The UK economy expanded more than initially estimated in the fourth quarter, reflecting the revisions across the service sector, data from the Office for National Statistics showed on Thursday.
Gross domestic product grew 1.3 percent sequentially in the fourth quarter, instead of the initial estimate of 1.0 percent. This was also faster than the 0.9 percent rise in the third quarter.
The level of GDP was now 0.1 percent below where it was pre-coronavirus at the fourth quarter of 2019, revised from the previous estimate of 0.4 percent below, the ONS said.
In 2021, the economy grew at the fastest pace since the Second World War. There was a rebound of 7.4 percent in the economy in 2021, following the 9.3 percent contraction in 2020, which reflected the initial impact of the coronavirus pandemic and public health restrictions.
Services output advanced 1.5 percent in the fourth quarter, revised up from a first quarterly estimate of 1.2 percent.
At the same time, production output fell 0.2 percent, despite seeing a slight upward revision from its first quarterly estimate. Meanwhile, construction output grew 1.0 percent.
On the expenditure-side, household expenditure rose 0.5 percent, which was revised down sharply from 1.2 percent.
By contrast, government spending grew 1.5 percent driven by an increase in health spending.

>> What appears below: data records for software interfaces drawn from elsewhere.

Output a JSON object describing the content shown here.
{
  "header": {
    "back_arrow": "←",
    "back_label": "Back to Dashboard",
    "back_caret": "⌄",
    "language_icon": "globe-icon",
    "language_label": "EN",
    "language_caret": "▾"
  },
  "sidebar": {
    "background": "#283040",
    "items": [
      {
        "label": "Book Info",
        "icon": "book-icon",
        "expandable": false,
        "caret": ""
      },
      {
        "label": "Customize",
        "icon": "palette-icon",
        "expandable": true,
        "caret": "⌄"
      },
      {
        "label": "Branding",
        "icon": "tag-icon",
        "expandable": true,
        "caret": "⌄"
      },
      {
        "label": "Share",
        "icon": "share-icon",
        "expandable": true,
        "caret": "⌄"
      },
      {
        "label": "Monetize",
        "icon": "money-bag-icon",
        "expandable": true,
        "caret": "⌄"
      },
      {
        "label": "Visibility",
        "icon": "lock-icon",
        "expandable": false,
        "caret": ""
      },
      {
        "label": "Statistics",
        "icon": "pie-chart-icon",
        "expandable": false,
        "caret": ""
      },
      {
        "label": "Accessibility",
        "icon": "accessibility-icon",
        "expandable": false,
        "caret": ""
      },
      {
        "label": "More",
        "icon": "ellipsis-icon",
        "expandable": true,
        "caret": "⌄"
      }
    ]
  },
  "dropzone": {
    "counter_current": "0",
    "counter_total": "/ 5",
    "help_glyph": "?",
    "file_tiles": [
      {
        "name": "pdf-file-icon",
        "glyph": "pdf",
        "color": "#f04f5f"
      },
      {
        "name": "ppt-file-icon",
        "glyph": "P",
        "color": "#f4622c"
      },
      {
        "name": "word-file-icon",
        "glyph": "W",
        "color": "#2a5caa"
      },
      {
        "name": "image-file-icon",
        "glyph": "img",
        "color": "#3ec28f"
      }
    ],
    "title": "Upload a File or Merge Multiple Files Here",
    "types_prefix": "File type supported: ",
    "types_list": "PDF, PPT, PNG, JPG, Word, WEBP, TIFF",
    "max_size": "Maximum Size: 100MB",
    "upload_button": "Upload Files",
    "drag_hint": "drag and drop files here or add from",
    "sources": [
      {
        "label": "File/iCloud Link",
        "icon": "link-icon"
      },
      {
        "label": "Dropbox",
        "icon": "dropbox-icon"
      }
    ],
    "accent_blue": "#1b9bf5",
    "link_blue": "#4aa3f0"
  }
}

However, this was also slower than the previous estimate of 1.9 percent.
Gross fixed capital formation increased by revised 1.1 percent, underpinned by investment in transport equipment and dwellings.
There was a rise of 1.0 percent in business investment in the fourth quarter, which was now 8.6 percent below pre-coronavirus levels.
Excluding the alignment and balancing adjustments, inventories fell by GBP 3.6 billion in the fourth quarter. The trade deficit was 1.0 percent of GDP in the fourth quarter, a narrowing from the 2.8 percent deficit of nominal GDP in the third quarter.
Data showed that the household saving ratio decreased to 6.8 percent compared with 7.5 percent in the third quarter.
The upward revision to GDP growth in the fourth quarter may not be as encouraging as it looks, as a lot of it appears to be due to inventories while consumer spending was revised down, Paul Dales, an economist at Capital Economics, said.
Data suggested the squeeze on real incomes is starting to bite, although the fall in the saving rate is providing a cushion, the economist added.
In a separate communiqu?, the ONS said the current account deficit narrowed to GBP 7.3 billion, or 1.2 percent of GDP in the fourth quarter.